  3. Nishimura F, Kono T, Fujimoto C, Iwamoto Y, Murayama Y (2000) Negative effects of chronic inflammatory periodontal disease on diabetes mellitus. J Int Acad Periodontol 2:49–55 

  4. Santacroce L, Carlaio RG, Bottalico L (2010) Does it make sense that diabetes is reciprocally associated with periodontal disease? Endocr, Metab Immune Disord: Drug Targets 10:57–70 

  5. The Australian Institute of Health and Welfare (2012) Risk factors contributing to chronic disease 2012. WorkArea/DownloadAsset.aspx?id=10737421546. Accessed April 29, 2013

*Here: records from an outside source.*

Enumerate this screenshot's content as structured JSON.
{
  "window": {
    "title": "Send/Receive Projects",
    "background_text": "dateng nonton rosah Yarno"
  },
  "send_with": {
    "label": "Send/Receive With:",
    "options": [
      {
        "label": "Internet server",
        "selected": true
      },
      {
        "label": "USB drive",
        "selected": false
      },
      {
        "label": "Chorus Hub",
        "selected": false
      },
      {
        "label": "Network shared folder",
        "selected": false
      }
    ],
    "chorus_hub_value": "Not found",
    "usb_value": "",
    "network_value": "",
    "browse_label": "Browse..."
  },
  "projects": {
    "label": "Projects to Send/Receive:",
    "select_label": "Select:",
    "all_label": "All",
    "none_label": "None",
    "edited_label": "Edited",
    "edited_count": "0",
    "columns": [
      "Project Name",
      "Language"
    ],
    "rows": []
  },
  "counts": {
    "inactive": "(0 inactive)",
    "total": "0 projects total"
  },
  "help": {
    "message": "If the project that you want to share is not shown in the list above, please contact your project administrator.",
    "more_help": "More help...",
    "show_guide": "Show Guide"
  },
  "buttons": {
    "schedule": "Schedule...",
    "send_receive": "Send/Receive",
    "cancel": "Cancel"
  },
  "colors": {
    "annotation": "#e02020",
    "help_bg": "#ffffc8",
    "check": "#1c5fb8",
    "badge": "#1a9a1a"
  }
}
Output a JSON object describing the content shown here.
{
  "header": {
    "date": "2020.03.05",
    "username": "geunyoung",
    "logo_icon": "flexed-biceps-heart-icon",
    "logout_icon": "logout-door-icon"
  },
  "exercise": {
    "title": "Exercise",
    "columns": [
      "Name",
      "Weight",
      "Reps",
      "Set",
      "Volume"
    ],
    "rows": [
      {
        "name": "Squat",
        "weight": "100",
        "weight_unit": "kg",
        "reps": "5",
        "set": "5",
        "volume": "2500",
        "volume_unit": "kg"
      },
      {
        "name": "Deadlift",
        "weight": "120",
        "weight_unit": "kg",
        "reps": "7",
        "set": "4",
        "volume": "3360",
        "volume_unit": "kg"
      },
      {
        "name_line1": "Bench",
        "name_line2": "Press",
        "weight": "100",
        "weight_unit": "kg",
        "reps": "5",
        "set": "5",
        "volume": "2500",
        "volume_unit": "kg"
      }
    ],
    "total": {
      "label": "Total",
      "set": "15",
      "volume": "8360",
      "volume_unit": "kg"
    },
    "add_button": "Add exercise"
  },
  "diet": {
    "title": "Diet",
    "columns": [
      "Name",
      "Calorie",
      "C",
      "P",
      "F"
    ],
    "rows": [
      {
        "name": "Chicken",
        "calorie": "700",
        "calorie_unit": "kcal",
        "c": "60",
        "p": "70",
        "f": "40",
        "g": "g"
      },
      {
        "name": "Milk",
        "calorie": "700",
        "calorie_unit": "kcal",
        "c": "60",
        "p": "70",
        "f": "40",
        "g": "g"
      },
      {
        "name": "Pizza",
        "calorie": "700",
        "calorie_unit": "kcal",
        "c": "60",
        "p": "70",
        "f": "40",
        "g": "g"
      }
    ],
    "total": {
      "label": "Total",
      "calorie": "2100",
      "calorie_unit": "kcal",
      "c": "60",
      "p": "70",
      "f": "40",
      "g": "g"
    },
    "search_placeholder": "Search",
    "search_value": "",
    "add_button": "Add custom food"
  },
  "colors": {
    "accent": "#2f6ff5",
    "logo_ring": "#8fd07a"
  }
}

  6. WHO (2013) Non-communicable diseases. mediacentre/factsheets/fs355/en/. Accessed 29 April 2013 

  7. Butterworth SW, Linden A, McClay W (2007) Health coaching as an intervention in health management programs. Dis Manage Health Outcomes 15:299–307

    Further reading on Health Coaching as common behavioural intervention for  for Oral Health and Diabetes management

  8. Cinar AB, Oktay I, Schou L. Smile healthy to your diabetes: health coaching-based intervention for oral health and diabetes management. Clin Oral Investig 2014 Sep;18(7):1793-801. doi: 10.1007/s00784-013-1165-2.

  9. Cinar AB, Schou L. Health Promotion for Patients with Diabetes: Health Coaching or Health Education? Int Dent J; 64: 20-8. doi: 10.1111/idj.12058. 

  10. Cinar AB, Schou L. The role of self- efficacy in health coaching and health education for patients with type 2 diabetes. Int Dent J; 64:155-63. doi: 10.1111/idj.12093. Epub 2014.

  11. Cinar AB, Schou L. Impact of Empowerment on Toothbrushing and Diabetes Management. Oral Health Prev Dent; 12(4):337-44. doi: 10.3290/j.ohpd.a32130.

  12. Cinar AB, Schou L Health coaching increases self-esteem and healthy smiles. Diabetes Voice; (Special Issue) 59:47-51. Available at:

  13. Cinar AB, Oktay I, Schou L.Toothbrushing: A Link Between Noncommunicable and Communicable Diseases? Oral Health Prev Dent. 2015 Apr 16. doi: 10.3290/j.ohpd.a34054.